▶ [Exercise] Every line in the records below that holds "true" must be identified and copied.

[Element data from apps and pages]

= = = = = = =

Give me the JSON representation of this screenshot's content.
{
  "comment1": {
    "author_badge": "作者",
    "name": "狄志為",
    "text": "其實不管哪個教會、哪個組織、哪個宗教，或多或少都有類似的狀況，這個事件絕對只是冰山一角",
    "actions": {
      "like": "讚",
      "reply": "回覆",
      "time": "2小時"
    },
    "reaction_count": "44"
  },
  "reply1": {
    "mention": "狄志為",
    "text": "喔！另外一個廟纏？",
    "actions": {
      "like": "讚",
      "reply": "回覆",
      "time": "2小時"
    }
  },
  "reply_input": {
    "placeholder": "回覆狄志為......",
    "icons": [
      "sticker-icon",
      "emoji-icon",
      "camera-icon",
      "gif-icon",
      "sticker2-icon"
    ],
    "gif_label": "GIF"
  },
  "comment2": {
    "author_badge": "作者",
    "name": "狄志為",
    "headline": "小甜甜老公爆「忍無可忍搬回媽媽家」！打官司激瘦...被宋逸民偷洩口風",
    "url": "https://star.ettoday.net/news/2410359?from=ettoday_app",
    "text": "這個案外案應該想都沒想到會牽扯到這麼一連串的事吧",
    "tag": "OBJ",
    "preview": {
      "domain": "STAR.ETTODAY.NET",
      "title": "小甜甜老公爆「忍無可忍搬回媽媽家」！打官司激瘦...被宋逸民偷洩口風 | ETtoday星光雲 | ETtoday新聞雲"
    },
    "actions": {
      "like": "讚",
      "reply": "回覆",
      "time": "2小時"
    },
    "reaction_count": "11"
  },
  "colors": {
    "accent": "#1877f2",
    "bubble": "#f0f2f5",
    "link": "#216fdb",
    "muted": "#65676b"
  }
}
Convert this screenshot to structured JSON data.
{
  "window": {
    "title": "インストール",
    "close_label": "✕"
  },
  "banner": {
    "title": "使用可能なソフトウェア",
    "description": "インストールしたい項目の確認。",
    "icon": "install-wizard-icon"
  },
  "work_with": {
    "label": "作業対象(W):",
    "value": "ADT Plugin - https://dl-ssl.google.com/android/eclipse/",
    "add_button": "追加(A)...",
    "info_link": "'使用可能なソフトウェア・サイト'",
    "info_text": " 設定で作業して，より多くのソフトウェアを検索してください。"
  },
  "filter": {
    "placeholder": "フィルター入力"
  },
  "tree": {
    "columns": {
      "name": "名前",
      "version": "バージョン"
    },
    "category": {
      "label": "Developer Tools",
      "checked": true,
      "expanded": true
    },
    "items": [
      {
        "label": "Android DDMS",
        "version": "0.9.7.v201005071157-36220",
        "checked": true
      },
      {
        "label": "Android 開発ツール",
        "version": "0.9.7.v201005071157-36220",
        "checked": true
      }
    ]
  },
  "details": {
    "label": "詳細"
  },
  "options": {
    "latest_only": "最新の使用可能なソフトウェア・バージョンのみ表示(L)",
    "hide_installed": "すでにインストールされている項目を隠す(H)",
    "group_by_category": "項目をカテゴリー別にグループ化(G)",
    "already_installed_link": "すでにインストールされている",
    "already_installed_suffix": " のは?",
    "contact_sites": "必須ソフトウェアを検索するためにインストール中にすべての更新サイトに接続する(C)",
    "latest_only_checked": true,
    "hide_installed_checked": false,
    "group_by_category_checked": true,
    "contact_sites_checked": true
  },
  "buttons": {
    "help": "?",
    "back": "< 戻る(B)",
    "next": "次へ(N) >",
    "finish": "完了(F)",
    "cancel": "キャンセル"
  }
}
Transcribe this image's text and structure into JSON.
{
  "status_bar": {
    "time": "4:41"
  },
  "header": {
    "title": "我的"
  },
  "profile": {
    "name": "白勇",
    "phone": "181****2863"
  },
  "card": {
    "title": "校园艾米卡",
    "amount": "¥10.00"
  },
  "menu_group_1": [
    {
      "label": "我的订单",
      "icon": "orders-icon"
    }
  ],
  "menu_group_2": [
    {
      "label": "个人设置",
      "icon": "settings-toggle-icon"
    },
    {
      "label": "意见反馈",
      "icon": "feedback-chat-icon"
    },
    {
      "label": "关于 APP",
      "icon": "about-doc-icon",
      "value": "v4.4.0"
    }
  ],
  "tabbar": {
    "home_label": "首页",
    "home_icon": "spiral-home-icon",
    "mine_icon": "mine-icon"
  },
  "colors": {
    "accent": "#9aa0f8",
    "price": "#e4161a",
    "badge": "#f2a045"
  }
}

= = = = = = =

▶ [Written solution]
      "checked": true,
      "expanded": true
        "checked": true
        "checked": true
    "latest_only_checked": true,
    "group_by_category_checked": true,
    "contact_sites_checked": true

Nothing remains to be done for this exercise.